Serena Farquharson Torres, Ph.D. is a Senior Patent Counsel at Bristol-Myers Squibb, with substantial legal experience working in all aspects of patent law involving both large and small molecules and consumer health care. Dr. Torres has a Ph.D. in Biological Chemistry from the University of Minnesota Twin Cities.

 

Edgar Rodriguez, Esq., Ph.D. is a Principal with Jordan IP Law LLC, and is involved in all aspects of patent law, including patent strategy, procurement, and counseling. He has prepared or prosecuted patent applications in a variety of technical areas such as drug compounds and formulations, nucleic acids, peptides, assays, polymer filters and membranes, polymer scaffolds, polymer coatings, nanomaterials, chemical reactors, quantitative analytical processes, recombinant technology, MEMS, sensors, and semiconductor fabrication and design. Dr. Rodriguez has a Ph.D. in Chemistry and Biochemistry from George Mason University.

  

1:00 – 2:00 PM              Patent process skit (undergrad, grad, postdoc)

Workshop Description:

This session will conduct a mock session walking through a patent lifecycle for undergraduate and graduate students including: 1.) the creation of a patent: invention disclosure, drafting and filing a patent application in the chemical arts, 2.) prosecuting the patent application with the USPTO, and 3.) enforcing the patent.

 

Session goals:

  • Expose undergraduate and graduate black chemist and chemical engineers to an alternative career path of patent law
  • Engage students in interactive session to act out various roles in the patent process

 

2:00 – 3:15 PM              Patent process panel discussion

Workshop Description:

This session will review the patent lifecycle for mid career professionals including: 1.) the creation of a patent: invention disclosure, drafting and filing a patent application in the chemical arts, 2.) prosecuting the patent application with the USPTO, and 3.) enforcing the patent.

 

Session goals:

  • Expose black chemists and chemical engineers to alternative career path of patent law
  • Highlight the different roles in patent law from inventor, in-house counsel, prosecutor, USPTO examiner, patent litigator and expert witness

 

 

September 20th, 3:30 - 4:30 PM

AAAS Education and Human Resources science fellowship opportunities

Speaker: Iris Wagstaff

 

Iris R. Wagstaff is a STEM Program Director at the American Association for the Advancement of Science (AAAS), where she manages programs at the undergraduate, graduate, and postdoctoral levels.
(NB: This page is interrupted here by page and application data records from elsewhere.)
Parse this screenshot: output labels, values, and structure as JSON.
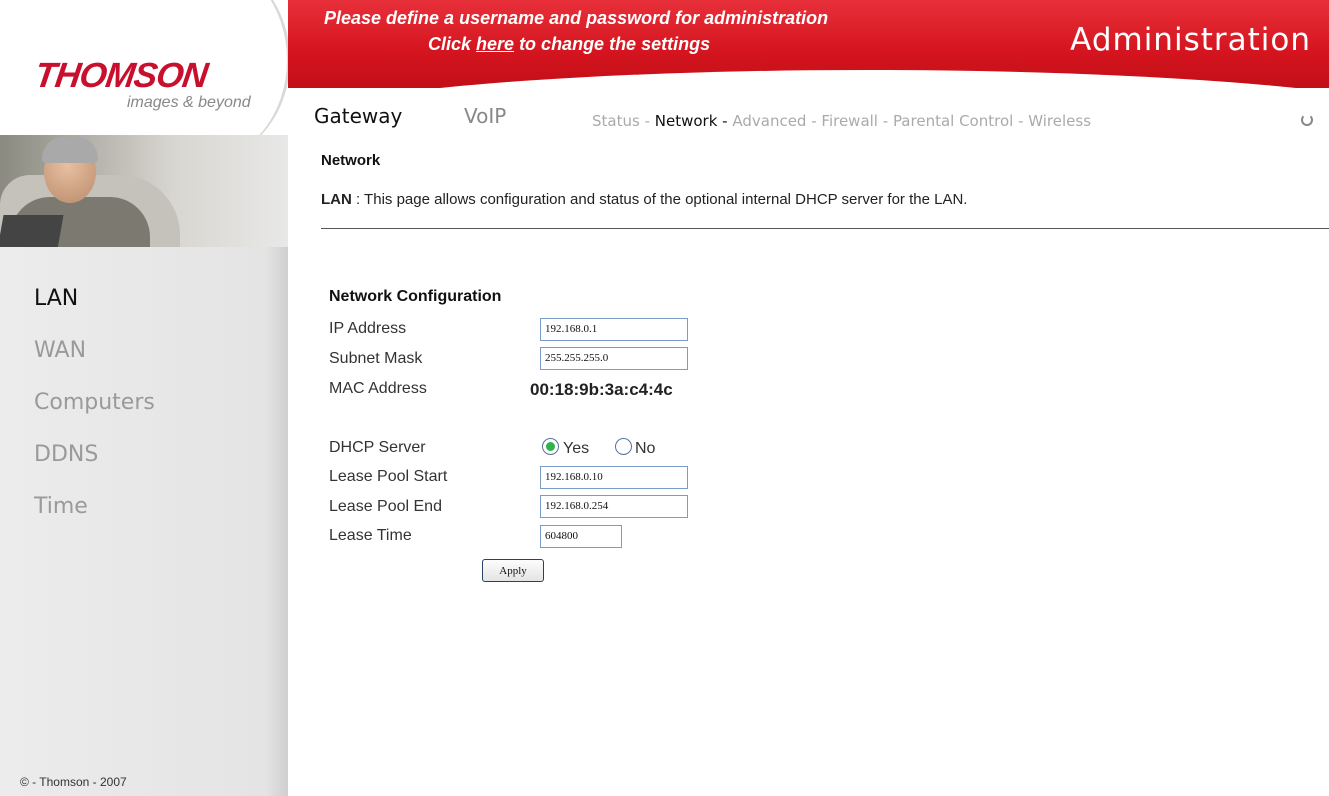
{
  "brand": {
    "logo": "THOMSON",
    "tagline": "images & beyond"
  },
  "banner": {
    "line1": "Please define a username and password for administration",
    "line2_prefix": "Click ",
    "line2_link": "here",
    "line2_suffix": " to change the settings",
    "title": "Administration",
    "color": "#d4141e"
  },
  "top_nav": {
    "gateway": "Gateway",
    "voip": "VoIP"
  },
  "sub_nav": {
    "items": [
      "Status",
      "Network",
      "Advanced",
      "Firewall",
      "Parental Control",
      "Wireless"
    ],
    "separator": " - ",
    "active": "Network"
  },
  "sidebar": {
    "items": [
      "LAN",
      "WAN",
      "Computers",
      "DDNS",
      "Time"
    ],
    "active": "LAN"
  },
  "page": {
    "title": "Network",
    "desc_label": "LAN",
    "desc_text": " :  This page allows configuration and status of the optional internal DHCP server for the LAN."
  },
  "form": {
    "section_title": "Network Configuration",
    "ip_label": "IP Address",
    "ip_value": "192.168.0.1",
    "subnet_label": "Subnet Mask",
    "subnet_value": "255.255.255.0",
    "mac_label": "MAC Address",
    "mac_value": "00:18:9b:3a:c4:4c",
    "dhcp_label": "DHCP Server",
    "dhcp_yes": "Yes",
    "dhcp_no": "No",
    "dhcp_selected": "Yes",
    "pool_start_label": "Lease Pool Start",
    "pool_start_value": "192.168.0.10",
    "pool_end_label": "Lease Pool End",
    "pool_end_value": "192.168.0.254",
    "lease_time_label": "Lease Time",
    "lease_time_value": "604800",
    "apply_label": "Apply"
  },
  "footer": {
    "copyright": "© - Thomson - 2007"
  }
}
She served as a 2015-2017 AAAS Science and Technology Policy Fellow at DOJ. She has a BS and MS in Chemistry, and a PhD in STEM Education. She worked as research chemist at the Rohm and Haas Chemical Company for 15 years where she served as the NOBCChE Undergraduate Research Award Coordinator. She has over 20 years of STEM outreach developing informal science programs, resourcing parents, and working with K-12 science teachers. She serves on the Boards of NOBCChE and the Chemical Society of Washington. She is a 25-year NOBCChE member and has served as STEM education chair, NPC Chair, and DVC VP. She is the 2017 WOC in STEM and 2015 McBay Awardee. She is also a 2016 nominee of the PAESMEM.

 

Workshop Description:

This session will share AAAS opportunities that include the Science and Technology Policy Fellowship, the Loreal USA For Women in Science Fellowship, the Mass Media Fellows, and the Minority Science Writers Internship. These initiatives provide undergraduate, graduate, and post-docs a chance to fund their research, develop Leadership in science policy, and work in science journalism.

 

This interactive workshop will discuss:
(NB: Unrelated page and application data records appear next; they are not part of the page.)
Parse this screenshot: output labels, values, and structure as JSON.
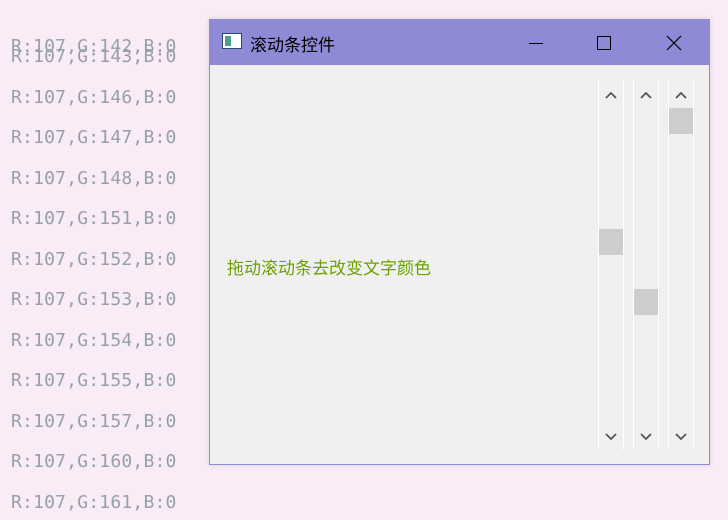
{
  "background_log": {
    "lines": [
      "R:107,G:142,B:0",
      "R:107,G:143,B:0",
      "R:107,G:146,B:0",
      "R:107,G:147,B:0",
      "R:107,G:148,B:0",
      "R:107,G:151,B:0",
      "R:107,G:152,B:0",
      "R:107,G:153,B:0",
      "R:107,G:154,B:0",
      "R:107,G:155,B:0",
      "R:107,G:157,B:0",
      "R:107,G:160,B:0",
      "R:107,G:161,B:0"
    ]
  },
  "window": {
    "title": "滚动条控件",
    "title_bar_color": "#8e8ad6",
    "icon": "app-window-icon",
    "controls": {
      "minimize_icon": "minimize-icon",
      "maximize_icon": "maximize-icon",
      "close_icon": "close-icon"
    }
  },
  "content": {
    "label": "拖动滚动条去改变文字颜色",
    "label_color": "#6ba100",
    "scrollbars": [
      {
        "name": "scrollbar-red",
        "channel": "R",
        "value": 107,
        "max": 255,
        "position_fraction": 0.42
      },
      {
        "name": "scrollbar-green",
        "channel": "G",
        "value": 161,
        "max": 255,
        "position_fraction": 0.63
      },
      {
        "name": "scrollbar-blue",
        "channel": "B",
        "value": 0,
        "max": 255,
        "position_fraction": 0.0
      }
    ],
    "scrollbar_icons": {
      "up": "chevron-up-icon",
      "down": "chevron-down-icon"
    }
  }
}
  • Opportunities for undergraduates and graduate STEM majors to fund their research
  • How scientist can inform and lead in science policy at the national level
  • How to leverage their STEM background with policy issues
  • How to leverage their STEM degrees in science communications and science journalism.
  • How to become a AAAS member and AAAS advocacy areas they can get involved in on their local campus